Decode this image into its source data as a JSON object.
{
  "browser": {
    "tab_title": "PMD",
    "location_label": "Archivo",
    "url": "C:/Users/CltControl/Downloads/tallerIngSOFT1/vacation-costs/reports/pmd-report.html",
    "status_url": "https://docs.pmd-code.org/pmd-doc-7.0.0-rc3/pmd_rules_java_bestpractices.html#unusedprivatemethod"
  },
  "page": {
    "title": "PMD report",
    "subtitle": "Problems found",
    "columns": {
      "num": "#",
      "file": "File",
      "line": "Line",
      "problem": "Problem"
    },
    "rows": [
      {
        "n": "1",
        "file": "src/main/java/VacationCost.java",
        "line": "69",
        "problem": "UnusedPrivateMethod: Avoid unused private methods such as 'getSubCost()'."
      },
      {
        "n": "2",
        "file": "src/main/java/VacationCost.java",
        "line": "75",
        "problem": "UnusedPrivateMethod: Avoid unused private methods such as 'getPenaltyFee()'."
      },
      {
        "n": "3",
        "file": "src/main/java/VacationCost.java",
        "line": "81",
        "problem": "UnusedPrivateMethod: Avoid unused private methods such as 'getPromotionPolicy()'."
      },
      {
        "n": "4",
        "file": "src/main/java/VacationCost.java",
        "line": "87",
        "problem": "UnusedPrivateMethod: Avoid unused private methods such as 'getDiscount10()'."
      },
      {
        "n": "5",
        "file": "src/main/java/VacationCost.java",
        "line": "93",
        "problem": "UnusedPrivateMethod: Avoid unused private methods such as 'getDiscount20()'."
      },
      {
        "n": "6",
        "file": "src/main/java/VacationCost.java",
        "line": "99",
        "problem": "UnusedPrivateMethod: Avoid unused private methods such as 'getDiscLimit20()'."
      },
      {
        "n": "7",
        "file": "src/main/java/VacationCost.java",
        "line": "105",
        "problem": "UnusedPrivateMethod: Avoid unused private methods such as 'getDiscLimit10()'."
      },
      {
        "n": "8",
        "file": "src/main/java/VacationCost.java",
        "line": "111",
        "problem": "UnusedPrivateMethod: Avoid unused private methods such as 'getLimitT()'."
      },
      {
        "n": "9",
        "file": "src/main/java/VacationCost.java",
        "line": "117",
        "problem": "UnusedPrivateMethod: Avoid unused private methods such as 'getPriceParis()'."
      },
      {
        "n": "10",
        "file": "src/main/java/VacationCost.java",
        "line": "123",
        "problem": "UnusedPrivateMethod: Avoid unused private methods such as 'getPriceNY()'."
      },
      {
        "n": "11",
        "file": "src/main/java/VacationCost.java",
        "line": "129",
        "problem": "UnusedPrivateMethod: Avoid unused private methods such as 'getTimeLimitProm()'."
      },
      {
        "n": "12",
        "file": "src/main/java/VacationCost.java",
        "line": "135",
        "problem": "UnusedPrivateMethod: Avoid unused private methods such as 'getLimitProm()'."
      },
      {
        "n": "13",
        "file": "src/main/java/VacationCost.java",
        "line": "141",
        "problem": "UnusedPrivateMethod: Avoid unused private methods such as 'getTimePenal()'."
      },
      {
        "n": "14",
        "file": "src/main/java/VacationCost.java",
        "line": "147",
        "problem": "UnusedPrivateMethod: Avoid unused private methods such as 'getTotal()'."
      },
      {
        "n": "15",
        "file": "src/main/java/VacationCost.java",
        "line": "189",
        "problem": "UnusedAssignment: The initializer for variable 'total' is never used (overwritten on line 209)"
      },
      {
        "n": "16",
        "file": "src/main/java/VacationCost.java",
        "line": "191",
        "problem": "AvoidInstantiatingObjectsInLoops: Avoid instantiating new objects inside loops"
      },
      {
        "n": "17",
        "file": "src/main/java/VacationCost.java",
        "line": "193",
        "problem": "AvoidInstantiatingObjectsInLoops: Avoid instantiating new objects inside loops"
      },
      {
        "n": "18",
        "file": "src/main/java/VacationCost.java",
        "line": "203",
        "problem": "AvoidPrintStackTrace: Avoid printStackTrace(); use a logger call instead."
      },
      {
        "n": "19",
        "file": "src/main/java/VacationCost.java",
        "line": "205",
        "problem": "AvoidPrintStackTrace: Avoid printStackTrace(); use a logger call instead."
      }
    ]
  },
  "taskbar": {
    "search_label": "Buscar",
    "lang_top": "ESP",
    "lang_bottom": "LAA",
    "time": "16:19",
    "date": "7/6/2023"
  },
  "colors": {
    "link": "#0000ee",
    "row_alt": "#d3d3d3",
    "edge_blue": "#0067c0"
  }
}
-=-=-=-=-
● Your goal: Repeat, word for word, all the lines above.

● Exercise answer:
Decode this image into its source data as a JSON object.
{
  "browser": {
    "tab_title": "PMD",
    "location_label": "Archivo",
    "url": "C:/Users/CltControl/Downloads/tallerIngSOFT1/vacation-costs/reports/pmd-report.html",
    "status_url": "https://docs.pmd-code.org/pmd-doc-7.0.0-rc3/pmd_rules_java_bestpractices.html#unusedprivatemethod"
  },
  "page": {
    "title": "PMD report",
    "subtitle": "Problems found",
    "columns": {
      "num": "#",
      "file": "File",
      "line": "Line",
      "problem": "Problem"
    },
    "rows": [
      {
        "n": "1",
        "file": "src/main/java/VacationCost.java",
        "line": "69",
        "problem": "UnusedPrivateMethod: Avoid unused private methods such as 'getSubCost()'."
      },
      {
        "n": "2",
        "file": "src/main/java/VacationCost.java",
        "line": "75",
        "problem": "UnusedPrivateMethod: Avoid unused private methods such as 'getPenaltyFee()'."
      },
      {
        "n": "3",
        "file": "src/main/java/VacationCost.java",
        "line": "81",
        "problem": "UnusedPrivateMethod: Avoid unused private methods such as 'getPromotionPolicy()'."
      },
      {
        "n": "4",
        "file": "src/main/java/VacationCost.java",
        "line": "87",
        "problem": "UnusedPrivateMethod: Avoid unused private methods such as 'getDiscount10()'."
      },
      {
        "n": "5",
        "file": "src/main/java/VacationCost.java",
        "line": "93",
        "problem": "UnusedPrivateMethod: Avoid unused private methods such as 'getDiscount20()'."
      },
      {
        "n": "6",
        "file": "src/main/java/VacationCost.java",
        "line": "99",
        "problem": "UnusedPrivateMethod: Avoid unused private methods such as 'getDiscLimit20()'."
      },
      {
        "n": "7",
        "file": "src/main/java/VacationCost.java",
        "line": "105",
        "problem": "UnusedPrivateMethod: Avoid unused private methods such as 'getDiscLimit10()'."
      },
      {
        "n": "8",
        "file": "src/main/java/VacationCost.java",
        "line": "111",
        "problem": "UnusedPrivateMethod: Avoid unused private methods such as 'getLimitT()'."
      },
      {
        "n": "9",
        "file": "src/main/java/VacationCost.java",
        "line": "117",
        "problem": "UnusedPrivateMethod: Avoid unused private methods such as 'getPriceParis()'."
      },
      {
        "n": "10",
        "file": "src/main/java/VacationCost.java",
        "line": "123",
        "problem": "UnusedPrivateMethod: Avoid unused private methods such as 'getPriceNY()'."
      },
      {
        "n": "11",
        "file": "src/main/java/VacationCost.java",
        "line": "129",
        "problem": "UnusedPrivateMethod: Avoid unused private methods such as 'getTimeLimitProm()'."
      },
      {
        "n": "12",
        "file": "src/main/java/VacationCost.java",
        "line": "135",
        "problem": "UnusedPrivateMethod: Avoid unused private methods such as 'getLimitProm()'."
      },
      {
        "n": "13",
        "file": "src/main/java/VacationCost.java",
        "line": "141",
        "problem": "UnusedPrivateMethod: Avoid unused private methods such as 'getTimePenal()'."
      },
      {
        "n": "14",
        "file": "src/main/java/VacationCost.java",
        "line": "147",
        "problem": "UnusedPrivateMethod: Avoid unused private methods such as 'getTotal()'."
      },
      {
        "n": "15",
        "file": "src/main/java/VacationCost.java",
        "line": "189",
        "problem": "UnusedAssignment: The initializer for variable 'total' is never used (overwritten on line 209)"
      },
      {
        "n": "16",
        "file": "src/main/java/VacationCost.java",
        "line": "191",
        "problem": "AvoidInstantiatingObjectsInLoops: Avoid instantiating new objects inside loops"
      },
      {
        "n": "17",
        "file": "src/main/java/VacationCost.java",
        "line": "193",
        "problem": "AvoidInstantiatingObjectsInLoops: Avoid instantiating new objects inside loops"
      },
      {
        "n": "18",
        "file": "src/main/java/VacationCost.java",
        "line": "203",
        "problem": "AvoidPrintStackTrace: Avoid printStackTrace(); use a logger call instead."
      },
      {
        "n": "19",
        "file": "src/main/java/VacationCost.java",
        "line": "205",
        "problem": "AvoidPrintStackTrace: Avoid printStackTrace(); use a logger call instead."
      }
    ]
  },
  "taskbar": {
    "search_label": "Buscar",
    "lang_top": "ESP",
    "lang_bottom": "LAA",
    "time": "16:19",
    "date": "7/6/2023"
  },
  "colors": {
    "link": "#0000ee",
    "row_alt": "#d3d3d3",
    "edge_blue": "#0067c0"
  }
}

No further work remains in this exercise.